How about spending a billion dollars on batteries? After all, they are “advanced.”
The idea – part of the proposed $850 billion economic stimulus package under consideration in Congress – is one of the reasons for the establishment of a new website, ReadTheStimulus.org, which is trying to collect volunteers to analyze the dollars and cents written into the 300-plus-page plan.
“One of the additional features we want to add … is more detail on the actual dollar amounts being appropriated in the bill text,” the website says. “But to do that, we need to extract out all the individual appropriations and put them in a spreadsheet.
“Unfortunately, there’s just no way to do that automagically, and so that means we have to brute force it: have real live humans manually read each page of the document and enter in the dollar appropriations into a collaborative spreadsheet,” the site says.
The organization says the website was set up to help citizens read and understand the 2009 bill.
“If you have time … and want to help out, please e-mail us at [email protected] and we’ll let you know how you can assist,” the organization said.
The reference to the billion-dollar battery purchase is on Page 71.
“$1,000,000,000 shall be for expenses necessary for the manufacturing of advanced batteries authorized under section 136(b)(1)(B) of the Energy Independence and Security Act of 2007 (42 U.S.C. 17013(b)(1)(B)):” the bill says.
The economic plan, according to an Associated Press report, still is a work in progress in Congress, with House Republicans requesting a discussion with President Obama on the topic.
In their letter to the White House, the GOP representatives claim the focus should be much more on the middle-class taxpayers and small businesses.
A federal report estimated only $26 billion of the plan would be disbursed in the remaining eight months of this fiscal year, raising questions about its impact on the economic downturn in the U.S.
The website states, “$850 billion, 334 pages, and counting … somebody needs to read it!”
The copy of “The American Recovery & Reinvestment Act of 2009” was obtained, the website says, from House Democrats.
Those who already have started work on the document cited a handful of officials who would be hired to “make recommendations” to “prevent waste, fraud, and abuse.”
Under that provision addressing the five-member panel, this was stated:

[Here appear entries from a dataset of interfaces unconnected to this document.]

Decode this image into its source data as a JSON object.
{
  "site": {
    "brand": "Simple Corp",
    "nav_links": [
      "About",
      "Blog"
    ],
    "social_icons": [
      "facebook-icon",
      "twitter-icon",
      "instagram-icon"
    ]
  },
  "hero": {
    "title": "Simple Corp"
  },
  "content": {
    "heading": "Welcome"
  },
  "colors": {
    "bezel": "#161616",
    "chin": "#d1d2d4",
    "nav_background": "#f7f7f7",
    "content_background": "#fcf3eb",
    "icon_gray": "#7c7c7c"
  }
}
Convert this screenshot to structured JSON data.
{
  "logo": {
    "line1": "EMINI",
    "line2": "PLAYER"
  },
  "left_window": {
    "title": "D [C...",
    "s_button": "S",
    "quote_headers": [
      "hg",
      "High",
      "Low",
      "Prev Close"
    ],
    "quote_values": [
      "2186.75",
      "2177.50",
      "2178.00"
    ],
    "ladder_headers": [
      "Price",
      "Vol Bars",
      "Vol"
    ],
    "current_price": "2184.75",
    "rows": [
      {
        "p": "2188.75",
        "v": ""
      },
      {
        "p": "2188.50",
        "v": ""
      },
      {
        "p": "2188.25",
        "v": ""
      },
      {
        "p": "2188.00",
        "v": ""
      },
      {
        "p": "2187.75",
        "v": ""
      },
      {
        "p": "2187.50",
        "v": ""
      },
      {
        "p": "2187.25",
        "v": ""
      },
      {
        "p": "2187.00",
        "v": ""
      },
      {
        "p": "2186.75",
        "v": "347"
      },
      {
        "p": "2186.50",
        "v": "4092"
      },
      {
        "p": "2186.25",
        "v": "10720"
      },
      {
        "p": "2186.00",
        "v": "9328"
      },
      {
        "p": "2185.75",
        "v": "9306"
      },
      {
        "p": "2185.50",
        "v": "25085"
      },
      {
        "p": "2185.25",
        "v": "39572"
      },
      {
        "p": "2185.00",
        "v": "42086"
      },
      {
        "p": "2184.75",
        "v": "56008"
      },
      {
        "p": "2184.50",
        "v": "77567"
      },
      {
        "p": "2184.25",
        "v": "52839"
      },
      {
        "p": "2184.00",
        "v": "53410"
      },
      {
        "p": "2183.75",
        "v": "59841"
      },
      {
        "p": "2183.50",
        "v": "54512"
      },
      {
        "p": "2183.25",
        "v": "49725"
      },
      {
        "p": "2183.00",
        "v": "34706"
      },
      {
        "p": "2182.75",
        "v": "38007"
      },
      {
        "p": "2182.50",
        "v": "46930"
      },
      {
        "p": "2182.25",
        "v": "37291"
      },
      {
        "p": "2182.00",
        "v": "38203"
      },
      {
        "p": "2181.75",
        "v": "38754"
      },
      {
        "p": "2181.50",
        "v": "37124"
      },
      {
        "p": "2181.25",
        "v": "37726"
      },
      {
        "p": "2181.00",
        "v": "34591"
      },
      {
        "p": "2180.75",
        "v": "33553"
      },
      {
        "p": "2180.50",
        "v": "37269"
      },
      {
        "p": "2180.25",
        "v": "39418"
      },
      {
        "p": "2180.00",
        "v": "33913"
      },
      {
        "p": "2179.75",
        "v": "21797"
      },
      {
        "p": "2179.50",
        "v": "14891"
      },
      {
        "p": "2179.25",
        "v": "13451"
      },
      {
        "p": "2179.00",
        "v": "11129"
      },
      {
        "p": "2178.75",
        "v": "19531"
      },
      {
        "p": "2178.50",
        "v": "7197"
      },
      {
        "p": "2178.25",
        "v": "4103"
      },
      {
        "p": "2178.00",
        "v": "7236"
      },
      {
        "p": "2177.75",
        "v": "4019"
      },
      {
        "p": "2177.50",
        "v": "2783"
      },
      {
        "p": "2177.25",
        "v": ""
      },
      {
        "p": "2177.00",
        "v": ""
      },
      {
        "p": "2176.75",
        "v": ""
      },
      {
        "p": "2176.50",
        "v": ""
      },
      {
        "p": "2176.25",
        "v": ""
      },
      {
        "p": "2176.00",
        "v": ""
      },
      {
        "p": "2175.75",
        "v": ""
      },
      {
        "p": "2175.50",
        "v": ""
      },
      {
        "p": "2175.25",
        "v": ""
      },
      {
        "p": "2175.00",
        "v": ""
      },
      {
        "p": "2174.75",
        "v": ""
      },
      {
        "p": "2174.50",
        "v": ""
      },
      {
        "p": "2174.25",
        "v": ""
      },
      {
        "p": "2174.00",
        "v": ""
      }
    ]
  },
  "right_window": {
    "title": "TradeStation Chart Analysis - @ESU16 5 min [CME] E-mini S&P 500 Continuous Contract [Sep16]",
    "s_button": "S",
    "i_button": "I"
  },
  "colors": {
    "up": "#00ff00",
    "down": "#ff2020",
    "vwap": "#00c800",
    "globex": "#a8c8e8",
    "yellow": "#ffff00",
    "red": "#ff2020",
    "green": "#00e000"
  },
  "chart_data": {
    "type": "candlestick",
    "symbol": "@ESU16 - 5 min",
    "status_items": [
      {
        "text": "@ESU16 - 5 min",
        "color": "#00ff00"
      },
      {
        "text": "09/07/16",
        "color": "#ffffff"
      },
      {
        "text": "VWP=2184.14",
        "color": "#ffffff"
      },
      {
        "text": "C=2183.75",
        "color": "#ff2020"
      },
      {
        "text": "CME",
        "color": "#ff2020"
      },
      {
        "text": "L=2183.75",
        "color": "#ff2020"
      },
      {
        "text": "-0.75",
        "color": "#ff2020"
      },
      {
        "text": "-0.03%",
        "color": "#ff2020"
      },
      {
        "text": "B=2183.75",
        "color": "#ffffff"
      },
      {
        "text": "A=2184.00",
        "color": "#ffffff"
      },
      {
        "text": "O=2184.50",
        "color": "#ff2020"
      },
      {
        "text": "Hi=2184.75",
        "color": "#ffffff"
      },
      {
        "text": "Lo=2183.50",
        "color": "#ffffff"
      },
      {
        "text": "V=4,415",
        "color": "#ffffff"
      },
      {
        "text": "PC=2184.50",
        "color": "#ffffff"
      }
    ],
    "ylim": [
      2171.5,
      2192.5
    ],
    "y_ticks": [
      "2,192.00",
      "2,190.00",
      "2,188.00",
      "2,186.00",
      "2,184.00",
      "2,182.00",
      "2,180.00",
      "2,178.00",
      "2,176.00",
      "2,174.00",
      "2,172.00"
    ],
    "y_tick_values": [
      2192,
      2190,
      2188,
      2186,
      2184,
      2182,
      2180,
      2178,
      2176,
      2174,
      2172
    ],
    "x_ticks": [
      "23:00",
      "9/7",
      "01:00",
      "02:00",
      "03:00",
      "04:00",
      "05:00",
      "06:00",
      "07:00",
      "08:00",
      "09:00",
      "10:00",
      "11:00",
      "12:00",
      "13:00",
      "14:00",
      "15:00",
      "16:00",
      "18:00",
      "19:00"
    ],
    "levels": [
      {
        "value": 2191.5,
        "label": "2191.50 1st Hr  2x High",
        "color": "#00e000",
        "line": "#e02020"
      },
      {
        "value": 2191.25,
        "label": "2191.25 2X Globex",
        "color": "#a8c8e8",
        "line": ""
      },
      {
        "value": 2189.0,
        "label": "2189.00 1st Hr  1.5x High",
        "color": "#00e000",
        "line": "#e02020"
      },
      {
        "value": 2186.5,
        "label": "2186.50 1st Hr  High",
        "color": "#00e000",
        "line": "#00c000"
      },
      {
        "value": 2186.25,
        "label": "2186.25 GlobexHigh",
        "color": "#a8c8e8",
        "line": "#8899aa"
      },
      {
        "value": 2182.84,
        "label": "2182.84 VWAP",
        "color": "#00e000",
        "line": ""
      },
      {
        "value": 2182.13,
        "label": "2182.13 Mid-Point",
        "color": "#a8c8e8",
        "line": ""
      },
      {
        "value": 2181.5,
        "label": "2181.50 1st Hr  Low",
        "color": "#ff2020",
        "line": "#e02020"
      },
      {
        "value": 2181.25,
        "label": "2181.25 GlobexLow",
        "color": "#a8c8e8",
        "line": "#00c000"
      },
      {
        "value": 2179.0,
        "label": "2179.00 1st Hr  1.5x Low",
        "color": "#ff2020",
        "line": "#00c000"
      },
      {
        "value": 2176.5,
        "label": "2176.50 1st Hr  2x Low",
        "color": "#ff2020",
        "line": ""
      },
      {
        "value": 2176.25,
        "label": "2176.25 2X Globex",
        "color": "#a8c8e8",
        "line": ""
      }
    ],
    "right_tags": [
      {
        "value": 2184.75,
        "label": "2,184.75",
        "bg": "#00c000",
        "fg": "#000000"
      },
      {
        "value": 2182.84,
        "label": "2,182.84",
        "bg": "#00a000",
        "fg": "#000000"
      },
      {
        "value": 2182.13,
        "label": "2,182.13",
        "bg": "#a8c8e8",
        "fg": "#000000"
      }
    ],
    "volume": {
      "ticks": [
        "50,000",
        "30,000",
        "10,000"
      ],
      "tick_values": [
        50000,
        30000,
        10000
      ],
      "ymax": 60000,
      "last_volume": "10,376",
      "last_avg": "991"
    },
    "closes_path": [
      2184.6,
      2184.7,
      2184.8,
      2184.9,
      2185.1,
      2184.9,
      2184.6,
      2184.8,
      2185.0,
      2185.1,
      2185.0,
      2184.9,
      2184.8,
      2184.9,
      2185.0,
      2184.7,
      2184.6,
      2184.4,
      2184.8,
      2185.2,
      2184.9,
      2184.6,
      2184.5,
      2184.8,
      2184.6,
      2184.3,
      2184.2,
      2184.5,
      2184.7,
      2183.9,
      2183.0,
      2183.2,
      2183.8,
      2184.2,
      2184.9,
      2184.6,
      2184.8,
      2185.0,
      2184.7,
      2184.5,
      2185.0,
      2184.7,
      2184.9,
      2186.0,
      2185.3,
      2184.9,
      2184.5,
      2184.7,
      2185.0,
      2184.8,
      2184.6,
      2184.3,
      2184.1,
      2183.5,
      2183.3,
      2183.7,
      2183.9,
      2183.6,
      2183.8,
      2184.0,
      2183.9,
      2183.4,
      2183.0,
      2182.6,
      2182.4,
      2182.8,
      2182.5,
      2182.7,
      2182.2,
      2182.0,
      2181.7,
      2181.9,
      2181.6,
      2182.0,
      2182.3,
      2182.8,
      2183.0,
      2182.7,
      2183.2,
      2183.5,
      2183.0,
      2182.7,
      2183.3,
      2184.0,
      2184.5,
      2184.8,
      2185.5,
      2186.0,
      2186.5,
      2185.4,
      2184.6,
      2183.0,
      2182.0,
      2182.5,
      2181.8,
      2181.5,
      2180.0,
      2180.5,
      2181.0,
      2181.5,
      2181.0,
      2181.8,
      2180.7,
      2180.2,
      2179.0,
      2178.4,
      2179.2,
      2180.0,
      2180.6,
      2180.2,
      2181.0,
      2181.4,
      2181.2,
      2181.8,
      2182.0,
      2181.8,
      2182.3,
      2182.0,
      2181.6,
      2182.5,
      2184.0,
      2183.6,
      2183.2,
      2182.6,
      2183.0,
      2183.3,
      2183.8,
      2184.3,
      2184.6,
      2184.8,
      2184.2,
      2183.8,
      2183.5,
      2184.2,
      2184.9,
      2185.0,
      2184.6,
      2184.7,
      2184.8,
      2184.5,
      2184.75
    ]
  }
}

TRAVEL EXPENSES.—Each member of the Panel shall receive travel expenses, including per diem in lieu of subsistence, in accordance with applicable provisions under subchapter I of chapter 57 of title 5, United States Code. SEC. 1230. FUNDING. There is hereby appropriated to the Board $14,000,000 to carry out this subtitle.
The section continues to state that the board shall terminate 12 months after 90 percent of the funds have been made available, presumably leaving 10 percent, or $85 billion, left to be spent.
“Seems odd,” said one project participant. “Wouldn’t you want a panel making recommendations to prevent waste, fraud, and abuse to be around for the entire time?”
“Why have a board for waste, fraud and abuse at all?” added another. “Isn’t that what the $233.5M for the Inspector General and goverment (sic) Accountability office is for? Even this bill has people looking over the shoulders of other people.”